### THE TASK
For the records below, give the number of lines in which "card" appears, and add nothing else.
::::::::::
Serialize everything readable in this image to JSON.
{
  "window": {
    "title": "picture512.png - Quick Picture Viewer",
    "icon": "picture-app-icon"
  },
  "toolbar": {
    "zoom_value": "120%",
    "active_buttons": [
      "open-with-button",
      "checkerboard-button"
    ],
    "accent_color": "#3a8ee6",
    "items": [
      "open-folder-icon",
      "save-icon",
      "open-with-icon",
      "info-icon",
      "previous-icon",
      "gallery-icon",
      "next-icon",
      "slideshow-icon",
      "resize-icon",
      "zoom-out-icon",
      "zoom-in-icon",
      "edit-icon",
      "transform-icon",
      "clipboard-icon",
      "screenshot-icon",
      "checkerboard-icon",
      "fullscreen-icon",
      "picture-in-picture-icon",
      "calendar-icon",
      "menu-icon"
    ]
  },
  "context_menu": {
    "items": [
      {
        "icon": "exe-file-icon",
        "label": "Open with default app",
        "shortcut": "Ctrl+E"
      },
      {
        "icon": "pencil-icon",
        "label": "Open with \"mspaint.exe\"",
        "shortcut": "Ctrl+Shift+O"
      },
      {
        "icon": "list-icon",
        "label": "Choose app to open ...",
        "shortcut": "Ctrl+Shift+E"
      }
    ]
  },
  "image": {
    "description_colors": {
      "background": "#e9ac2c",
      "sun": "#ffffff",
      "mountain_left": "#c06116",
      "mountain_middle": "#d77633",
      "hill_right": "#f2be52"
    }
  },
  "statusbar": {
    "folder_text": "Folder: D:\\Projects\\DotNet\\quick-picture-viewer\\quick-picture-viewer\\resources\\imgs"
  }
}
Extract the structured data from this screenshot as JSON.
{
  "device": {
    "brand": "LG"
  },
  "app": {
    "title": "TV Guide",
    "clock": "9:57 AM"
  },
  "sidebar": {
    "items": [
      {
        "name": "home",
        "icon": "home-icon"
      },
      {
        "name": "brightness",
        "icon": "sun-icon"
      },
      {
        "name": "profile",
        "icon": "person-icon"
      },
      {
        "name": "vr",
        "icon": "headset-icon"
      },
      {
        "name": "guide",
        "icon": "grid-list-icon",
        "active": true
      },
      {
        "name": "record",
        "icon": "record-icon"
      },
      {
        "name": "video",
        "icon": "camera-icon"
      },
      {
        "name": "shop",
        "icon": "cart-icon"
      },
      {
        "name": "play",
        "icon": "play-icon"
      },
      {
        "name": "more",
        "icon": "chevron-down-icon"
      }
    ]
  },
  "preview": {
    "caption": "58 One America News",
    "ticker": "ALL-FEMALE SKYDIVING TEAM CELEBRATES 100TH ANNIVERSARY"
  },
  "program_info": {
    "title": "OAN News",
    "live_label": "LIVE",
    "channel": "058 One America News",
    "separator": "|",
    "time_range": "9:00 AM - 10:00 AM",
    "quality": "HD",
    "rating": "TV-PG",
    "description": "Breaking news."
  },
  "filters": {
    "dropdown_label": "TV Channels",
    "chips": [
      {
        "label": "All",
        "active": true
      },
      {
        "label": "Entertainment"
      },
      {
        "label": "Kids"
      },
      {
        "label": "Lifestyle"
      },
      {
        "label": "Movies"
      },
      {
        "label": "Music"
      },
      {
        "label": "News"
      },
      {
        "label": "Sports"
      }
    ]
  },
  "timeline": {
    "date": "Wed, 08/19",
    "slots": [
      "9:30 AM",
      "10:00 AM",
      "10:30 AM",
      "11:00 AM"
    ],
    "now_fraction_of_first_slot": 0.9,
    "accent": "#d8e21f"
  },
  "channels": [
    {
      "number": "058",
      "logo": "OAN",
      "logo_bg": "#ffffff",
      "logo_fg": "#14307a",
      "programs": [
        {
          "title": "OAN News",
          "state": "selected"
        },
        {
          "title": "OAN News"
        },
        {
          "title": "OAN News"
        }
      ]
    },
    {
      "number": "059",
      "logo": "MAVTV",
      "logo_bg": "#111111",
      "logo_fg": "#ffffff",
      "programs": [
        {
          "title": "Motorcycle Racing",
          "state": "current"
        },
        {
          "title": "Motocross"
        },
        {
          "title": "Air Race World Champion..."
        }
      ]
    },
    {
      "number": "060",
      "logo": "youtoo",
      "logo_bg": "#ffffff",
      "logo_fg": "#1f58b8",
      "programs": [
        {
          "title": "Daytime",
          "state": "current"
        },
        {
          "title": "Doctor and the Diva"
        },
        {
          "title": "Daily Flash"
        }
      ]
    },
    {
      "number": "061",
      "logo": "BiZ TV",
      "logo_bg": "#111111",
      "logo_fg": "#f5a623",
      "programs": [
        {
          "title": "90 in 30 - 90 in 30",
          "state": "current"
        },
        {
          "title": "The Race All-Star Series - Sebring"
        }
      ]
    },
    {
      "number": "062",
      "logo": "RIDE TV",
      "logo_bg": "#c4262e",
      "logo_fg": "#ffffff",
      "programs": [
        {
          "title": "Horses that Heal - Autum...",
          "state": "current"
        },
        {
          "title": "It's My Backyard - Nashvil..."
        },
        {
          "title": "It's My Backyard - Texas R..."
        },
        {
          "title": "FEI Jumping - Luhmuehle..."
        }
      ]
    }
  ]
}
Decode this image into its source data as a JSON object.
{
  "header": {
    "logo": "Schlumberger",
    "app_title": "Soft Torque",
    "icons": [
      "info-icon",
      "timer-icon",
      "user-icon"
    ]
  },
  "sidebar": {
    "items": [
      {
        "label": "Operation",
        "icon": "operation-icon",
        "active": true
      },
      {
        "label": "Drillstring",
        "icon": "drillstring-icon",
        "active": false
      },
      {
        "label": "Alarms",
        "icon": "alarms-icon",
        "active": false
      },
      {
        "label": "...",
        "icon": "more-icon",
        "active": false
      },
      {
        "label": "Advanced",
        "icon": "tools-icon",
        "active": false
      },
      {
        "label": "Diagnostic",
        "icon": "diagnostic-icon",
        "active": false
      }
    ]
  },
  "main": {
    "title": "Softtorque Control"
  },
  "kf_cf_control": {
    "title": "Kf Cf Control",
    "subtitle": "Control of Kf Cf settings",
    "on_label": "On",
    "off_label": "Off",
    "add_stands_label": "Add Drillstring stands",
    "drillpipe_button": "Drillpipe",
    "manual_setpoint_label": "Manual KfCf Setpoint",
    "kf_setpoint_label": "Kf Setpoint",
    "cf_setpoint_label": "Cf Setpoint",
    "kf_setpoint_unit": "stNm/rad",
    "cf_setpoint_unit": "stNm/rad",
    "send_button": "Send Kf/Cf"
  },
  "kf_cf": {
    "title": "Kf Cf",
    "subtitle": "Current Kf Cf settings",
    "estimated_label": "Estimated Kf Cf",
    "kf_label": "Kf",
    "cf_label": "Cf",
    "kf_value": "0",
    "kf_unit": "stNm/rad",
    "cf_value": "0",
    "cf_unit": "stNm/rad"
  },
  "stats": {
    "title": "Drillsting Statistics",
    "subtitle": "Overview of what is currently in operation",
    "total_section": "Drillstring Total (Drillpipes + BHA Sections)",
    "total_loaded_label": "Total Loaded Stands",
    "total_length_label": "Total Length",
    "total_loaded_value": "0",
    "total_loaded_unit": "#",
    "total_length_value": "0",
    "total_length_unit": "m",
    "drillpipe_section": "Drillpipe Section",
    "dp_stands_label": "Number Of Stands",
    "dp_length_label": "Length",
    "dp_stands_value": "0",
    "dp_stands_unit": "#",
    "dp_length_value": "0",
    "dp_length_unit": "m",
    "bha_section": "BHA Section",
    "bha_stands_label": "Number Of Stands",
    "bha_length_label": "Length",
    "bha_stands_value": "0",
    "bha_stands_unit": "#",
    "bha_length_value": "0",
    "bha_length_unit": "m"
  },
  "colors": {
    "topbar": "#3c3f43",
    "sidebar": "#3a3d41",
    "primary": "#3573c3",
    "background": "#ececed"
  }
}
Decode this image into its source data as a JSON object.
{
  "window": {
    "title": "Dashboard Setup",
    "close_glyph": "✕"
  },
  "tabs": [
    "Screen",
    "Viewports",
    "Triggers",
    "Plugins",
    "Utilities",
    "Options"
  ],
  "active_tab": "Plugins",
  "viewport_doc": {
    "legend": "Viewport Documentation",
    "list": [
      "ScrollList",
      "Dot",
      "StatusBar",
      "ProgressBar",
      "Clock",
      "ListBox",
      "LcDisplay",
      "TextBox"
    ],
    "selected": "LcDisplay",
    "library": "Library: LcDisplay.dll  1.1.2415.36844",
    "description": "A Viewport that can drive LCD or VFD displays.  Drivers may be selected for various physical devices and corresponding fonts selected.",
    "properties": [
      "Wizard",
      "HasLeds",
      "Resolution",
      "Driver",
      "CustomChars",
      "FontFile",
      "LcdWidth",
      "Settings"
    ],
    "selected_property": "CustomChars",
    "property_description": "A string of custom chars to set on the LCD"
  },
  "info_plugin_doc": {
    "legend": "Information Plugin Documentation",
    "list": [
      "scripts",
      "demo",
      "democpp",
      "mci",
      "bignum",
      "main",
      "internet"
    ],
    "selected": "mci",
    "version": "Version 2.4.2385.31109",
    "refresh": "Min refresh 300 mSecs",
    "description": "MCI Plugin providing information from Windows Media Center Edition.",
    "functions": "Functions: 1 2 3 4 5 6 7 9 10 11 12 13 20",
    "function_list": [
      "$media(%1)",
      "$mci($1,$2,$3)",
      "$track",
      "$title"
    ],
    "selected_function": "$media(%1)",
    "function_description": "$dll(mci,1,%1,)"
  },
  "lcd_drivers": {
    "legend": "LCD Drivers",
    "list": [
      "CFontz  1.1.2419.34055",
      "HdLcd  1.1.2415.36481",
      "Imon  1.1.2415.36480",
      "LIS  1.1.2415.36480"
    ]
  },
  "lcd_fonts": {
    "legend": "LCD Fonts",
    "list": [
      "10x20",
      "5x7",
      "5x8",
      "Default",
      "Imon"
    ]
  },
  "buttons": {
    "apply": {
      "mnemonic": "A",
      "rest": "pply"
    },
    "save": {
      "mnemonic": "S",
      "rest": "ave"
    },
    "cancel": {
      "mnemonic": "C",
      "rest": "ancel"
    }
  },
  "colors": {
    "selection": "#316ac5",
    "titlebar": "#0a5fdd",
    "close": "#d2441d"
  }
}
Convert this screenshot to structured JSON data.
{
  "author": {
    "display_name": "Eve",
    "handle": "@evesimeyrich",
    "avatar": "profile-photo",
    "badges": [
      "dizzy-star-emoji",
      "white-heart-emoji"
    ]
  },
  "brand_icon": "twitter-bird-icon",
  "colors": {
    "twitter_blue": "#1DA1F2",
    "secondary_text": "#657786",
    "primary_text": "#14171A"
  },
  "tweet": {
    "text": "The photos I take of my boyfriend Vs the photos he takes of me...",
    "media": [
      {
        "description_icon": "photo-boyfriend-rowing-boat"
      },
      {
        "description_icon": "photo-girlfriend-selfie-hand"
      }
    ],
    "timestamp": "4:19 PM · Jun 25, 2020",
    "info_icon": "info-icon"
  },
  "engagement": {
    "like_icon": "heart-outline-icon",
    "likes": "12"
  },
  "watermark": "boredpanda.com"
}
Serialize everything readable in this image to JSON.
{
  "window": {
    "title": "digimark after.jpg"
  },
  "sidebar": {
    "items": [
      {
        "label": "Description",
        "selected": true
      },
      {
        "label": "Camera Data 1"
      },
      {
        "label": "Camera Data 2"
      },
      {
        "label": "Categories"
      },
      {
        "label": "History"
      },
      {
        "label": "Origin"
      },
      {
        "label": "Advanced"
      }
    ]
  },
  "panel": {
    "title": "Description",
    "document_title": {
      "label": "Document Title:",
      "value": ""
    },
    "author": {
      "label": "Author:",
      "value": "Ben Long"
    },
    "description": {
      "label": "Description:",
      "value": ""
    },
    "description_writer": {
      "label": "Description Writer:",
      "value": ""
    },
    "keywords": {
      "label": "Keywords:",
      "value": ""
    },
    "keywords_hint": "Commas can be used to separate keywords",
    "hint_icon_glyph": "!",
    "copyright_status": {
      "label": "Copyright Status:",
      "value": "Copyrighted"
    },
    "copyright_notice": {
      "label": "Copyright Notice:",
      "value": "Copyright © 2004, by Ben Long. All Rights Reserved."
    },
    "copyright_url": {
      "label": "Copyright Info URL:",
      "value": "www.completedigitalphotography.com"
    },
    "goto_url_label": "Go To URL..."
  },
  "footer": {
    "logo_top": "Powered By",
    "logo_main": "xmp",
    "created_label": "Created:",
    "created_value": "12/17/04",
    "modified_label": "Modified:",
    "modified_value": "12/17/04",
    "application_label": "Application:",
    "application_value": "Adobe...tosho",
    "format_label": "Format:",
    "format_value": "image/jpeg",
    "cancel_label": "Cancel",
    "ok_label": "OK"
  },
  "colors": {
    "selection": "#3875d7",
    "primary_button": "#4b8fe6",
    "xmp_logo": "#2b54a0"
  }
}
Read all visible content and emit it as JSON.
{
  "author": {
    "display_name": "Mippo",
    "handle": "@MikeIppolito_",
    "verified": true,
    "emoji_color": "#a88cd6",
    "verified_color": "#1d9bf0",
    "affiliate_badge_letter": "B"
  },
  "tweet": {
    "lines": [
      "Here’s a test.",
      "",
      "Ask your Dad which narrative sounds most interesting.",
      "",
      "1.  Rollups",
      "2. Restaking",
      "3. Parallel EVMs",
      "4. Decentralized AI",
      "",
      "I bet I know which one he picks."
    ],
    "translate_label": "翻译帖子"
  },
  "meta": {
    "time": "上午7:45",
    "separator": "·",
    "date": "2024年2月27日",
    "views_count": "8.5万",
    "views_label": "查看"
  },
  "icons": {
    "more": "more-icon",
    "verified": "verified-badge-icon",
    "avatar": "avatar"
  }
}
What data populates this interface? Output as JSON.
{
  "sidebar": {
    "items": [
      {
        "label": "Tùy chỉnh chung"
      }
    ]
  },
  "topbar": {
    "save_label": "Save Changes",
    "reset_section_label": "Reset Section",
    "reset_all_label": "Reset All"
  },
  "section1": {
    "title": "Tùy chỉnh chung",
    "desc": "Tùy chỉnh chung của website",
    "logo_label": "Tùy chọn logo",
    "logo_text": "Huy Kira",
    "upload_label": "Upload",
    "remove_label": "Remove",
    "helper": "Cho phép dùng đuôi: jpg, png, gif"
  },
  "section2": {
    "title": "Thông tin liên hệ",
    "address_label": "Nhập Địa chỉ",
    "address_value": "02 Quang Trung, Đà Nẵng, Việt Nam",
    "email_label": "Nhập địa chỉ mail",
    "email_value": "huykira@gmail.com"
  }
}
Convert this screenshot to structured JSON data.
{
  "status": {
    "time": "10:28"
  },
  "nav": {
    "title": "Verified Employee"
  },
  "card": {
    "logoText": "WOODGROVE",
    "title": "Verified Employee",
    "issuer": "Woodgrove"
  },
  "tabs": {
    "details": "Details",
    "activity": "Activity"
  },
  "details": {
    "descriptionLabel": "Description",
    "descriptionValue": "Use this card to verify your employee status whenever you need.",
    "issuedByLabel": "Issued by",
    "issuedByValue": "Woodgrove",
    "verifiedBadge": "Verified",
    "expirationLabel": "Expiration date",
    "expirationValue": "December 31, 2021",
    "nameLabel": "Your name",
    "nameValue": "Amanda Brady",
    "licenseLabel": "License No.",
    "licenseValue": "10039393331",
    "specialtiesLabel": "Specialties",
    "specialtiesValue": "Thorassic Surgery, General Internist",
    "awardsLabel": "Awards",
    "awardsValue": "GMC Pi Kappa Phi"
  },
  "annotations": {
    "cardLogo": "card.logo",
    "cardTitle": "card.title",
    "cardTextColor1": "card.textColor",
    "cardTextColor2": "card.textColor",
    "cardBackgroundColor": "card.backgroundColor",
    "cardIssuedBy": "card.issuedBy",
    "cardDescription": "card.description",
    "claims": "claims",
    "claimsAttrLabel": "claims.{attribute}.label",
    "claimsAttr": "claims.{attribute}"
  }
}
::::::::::
### WRITTEN REPLY
9